As Secretary of Energy, Governor Perry now oversees a vast bureaucracy with 93,000 employees and a $27 billion budget. The Secretary of Energy’s charge isn’t to rely only on one source or limit another; rather it’s to safeguard the United States from another energy crisis. Such a role would be remarkably different compared to Perry’s former responsibilities as Governor of Texas, especially in his oversight of the nuclear program. Perry did, however, oversee Texas’s largely independent power grid, the Electric Reliability Council of Texas (ERCOT), and did so while increasing energy production for the state. His experience may be useful for overseeing the nation as a whole, especially when it applies to balancing the country’s varied sources of energy.
In examining Perry’s contributions to energy in Texas—underscored with booms in fossil fuels and renewables during his tenure—one may hope that a similar outcome awaits the United States. For example, the former governor signed legislation for the development of new transmission lines and over two thousand miles of high voltage electricity lines. To utilize both renewable and traditional energy sources, Perry signed legislation creating competitive renewable energy zones (CREZ). The additional of wind energy to the Texas power grid provided West Texas with a reliable source of energy for oil and gas production. Under Perry’s watch, Texas led the nation in market-based solutions for energy policy.
Perry’s later years as governor included a nationwide tour promoting Texas as a state that meant business. In tax-burdened economies, such as California and New York, the governor encouraged businesses to relocate to the tax-friendlier, Lone Star State. While not a businessman himself, Perry recognizes the responsibility of the government to encourage economic growth and competition. During his tenure as governor, Perry remained a friend of Texas business by instituting sate-wide policies limiting regulation, especially in the energy sector.
As a member of Trump’s cabinet, Perry’s most important duty would be advising the President on successful energy policy. A potential challenge Perry will face is negotiating for an “all the above” energy policy with the President. Over his 14 years as Texas' governor, Perry instituted an "all of the above" plan for Texas and many hope to see this policy at the national level for the first time.
However, on the campaign trail Trump promised to make the United States a global leader in energy production, while paying special attention to the coal industry. Trump’s campaign suggests a desire to revive coal’s dominance in the energy sector, which could conflict with Perry’s preference for diversifying and balancing American energy sources. As Perry’s policies indicate, the former governor relied on natural gas and renewable sources, both of which are a threat to coal as an energy leader. Perry doesn’t plan on abandoning coal; he would rather incorporate as part of America’s energy balance as well.
Assuming Perry's policies pass the new President’s judgment without conflict—energy leaders can expect increased infrastructure and a balanced faith in fossil fuels and renewable energy. While it remains to be seen how Perry’s contribution to the Department of Energy would impact the industry, his time in Texas did provide an understanding that it would be a role that sometimes requires walking the tightrope—and at others a true balancing act.

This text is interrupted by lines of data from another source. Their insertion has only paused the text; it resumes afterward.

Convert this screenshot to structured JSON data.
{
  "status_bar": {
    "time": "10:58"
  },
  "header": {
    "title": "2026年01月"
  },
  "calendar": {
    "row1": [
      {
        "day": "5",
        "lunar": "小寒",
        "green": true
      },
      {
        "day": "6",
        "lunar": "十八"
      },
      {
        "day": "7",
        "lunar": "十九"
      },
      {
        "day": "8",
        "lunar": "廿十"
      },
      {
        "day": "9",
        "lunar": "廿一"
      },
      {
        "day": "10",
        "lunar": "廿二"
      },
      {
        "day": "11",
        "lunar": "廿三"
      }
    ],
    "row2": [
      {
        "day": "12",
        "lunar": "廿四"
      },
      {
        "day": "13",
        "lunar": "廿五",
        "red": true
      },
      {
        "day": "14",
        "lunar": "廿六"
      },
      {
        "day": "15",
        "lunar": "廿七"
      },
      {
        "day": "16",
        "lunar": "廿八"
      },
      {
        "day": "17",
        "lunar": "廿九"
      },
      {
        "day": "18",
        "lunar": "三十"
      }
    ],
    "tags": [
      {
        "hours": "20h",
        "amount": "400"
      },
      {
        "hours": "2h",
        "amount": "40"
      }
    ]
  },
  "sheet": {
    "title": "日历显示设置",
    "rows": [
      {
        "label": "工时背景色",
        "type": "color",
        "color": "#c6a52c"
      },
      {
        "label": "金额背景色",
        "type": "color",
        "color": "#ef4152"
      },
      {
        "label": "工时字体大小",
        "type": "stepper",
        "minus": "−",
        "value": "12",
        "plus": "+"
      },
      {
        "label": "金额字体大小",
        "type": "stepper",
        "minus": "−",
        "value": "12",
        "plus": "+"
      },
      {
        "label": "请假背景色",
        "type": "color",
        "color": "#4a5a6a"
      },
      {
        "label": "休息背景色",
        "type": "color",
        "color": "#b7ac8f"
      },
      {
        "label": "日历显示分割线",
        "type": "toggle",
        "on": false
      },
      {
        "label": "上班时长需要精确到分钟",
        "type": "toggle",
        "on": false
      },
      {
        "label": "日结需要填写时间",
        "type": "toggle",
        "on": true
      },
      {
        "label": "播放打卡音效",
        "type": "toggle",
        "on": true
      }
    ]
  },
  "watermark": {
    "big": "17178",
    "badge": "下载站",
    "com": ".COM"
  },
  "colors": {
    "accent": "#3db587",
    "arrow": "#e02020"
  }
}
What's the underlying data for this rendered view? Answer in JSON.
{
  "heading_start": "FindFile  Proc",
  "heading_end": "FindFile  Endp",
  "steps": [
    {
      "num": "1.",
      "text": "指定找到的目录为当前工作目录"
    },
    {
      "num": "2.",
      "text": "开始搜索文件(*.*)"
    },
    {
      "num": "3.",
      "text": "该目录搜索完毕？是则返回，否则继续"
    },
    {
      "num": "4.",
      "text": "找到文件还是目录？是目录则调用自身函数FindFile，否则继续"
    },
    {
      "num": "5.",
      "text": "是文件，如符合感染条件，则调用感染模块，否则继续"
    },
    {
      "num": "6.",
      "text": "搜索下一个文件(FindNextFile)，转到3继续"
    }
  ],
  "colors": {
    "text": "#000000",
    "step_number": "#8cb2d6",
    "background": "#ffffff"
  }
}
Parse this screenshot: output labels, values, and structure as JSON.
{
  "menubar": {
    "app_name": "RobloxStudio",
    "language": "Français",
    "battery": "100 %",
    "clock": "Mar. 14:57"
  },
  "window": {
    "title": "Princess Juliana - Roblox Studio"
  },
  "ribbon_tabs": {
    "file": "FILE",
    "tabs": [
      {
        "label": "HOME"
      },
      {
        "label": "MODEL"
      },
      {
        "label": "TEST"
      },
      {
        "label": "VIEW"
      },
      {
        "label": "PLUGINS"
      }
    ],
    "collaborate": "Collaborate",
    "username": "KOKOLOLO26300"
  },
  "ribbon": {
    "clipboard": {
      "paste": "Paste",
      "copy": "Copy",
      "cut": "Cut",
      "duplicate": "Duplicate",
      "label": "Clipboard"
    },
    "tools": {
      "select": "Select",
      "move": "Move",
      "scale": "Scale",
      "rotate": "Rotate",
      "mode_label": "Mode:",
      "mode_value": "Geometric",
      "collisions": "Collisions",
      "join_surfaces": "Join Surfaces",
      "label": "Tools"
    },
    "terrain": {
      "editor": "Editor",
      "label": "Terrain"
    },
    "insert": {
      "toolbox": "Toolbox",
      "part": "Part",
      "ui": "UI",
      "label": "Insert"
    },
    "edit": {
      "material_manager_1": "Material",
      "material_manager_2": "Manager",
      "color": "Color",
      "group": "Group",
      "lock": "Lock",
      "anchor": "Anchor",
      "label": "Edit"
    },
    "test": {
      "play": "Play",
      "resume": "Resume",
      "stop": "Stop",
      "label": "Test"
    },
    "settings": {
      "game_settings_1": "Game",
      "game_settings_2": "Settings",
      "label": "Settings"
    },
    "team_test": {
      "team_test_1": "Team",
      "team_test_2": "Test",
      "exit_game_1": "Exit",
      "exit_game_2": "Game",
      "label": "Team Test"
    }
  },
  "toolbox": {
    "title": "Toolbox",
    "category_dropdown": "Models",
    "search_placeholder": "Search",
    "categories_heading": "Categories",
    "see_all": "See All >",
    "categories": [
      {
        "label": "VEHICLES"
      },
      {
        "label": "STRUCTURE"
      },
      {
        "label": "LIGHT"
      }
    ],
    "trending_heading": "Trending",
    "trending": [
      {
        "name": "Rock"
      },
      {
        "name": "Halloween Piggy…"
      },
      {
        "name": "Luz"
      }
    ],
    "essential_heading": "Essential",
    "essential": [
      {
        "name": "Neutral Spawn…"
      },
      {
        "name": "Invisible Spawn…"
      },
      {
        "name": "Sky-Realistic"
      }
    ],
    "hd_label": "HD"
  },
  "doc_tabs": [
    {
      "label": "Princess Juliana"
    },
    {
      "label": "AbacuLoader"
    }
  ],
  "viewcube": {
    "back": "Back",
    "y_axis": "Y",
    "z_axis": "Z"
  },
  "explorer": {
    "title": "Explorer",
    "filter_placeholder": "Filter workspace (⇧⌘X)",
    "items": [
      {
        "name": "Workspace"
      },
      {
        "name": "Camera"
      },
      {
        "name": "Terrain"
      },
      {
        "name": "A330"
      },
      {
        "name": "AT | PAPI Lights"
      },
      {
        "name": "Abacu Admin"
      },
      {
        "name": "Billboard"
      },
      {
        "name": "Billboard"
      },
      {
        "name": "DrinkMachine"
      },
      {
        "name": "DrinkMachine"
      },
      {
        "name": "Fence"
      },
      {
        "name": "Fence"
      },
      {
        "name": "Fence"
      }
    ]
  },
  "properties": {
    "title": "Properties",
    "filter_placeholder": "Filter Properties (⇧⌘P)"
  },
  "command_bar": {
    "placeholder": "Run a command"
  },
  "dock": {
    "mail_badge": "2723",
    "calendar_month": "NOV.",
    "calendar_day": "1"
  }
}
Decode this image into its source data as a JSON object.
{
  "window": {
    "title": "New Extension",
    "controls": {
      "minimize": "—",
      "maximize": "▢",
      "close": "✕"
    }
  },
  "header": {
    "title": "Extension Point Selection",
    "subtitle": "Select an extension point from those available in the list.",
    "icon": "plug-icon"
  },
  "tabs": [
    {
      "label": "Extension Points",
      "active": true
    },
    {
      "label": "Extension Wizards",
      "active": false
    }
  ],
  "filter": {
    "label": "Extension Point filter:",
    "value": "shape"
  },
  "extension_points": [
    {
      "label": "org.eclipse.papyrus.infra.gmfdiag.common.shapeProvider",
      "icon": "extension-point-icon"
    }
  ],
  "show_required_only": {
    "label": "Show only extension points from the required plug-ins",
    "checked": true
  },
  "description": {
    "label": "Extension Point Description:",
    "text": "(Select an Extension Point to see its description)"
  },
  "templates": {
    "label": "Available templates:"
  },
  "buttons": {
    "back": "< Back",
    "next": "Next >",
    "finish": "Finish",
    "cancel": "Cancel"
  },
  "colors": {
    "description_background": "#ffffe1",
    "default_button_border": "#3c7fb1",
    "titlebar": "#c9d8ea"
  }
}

Del Mixon worked on Capitol Hill on a number of policy issues, including telecommunications, cyber-security and space-related research and development prior to joining Pierpont as an Assistant Account Executive.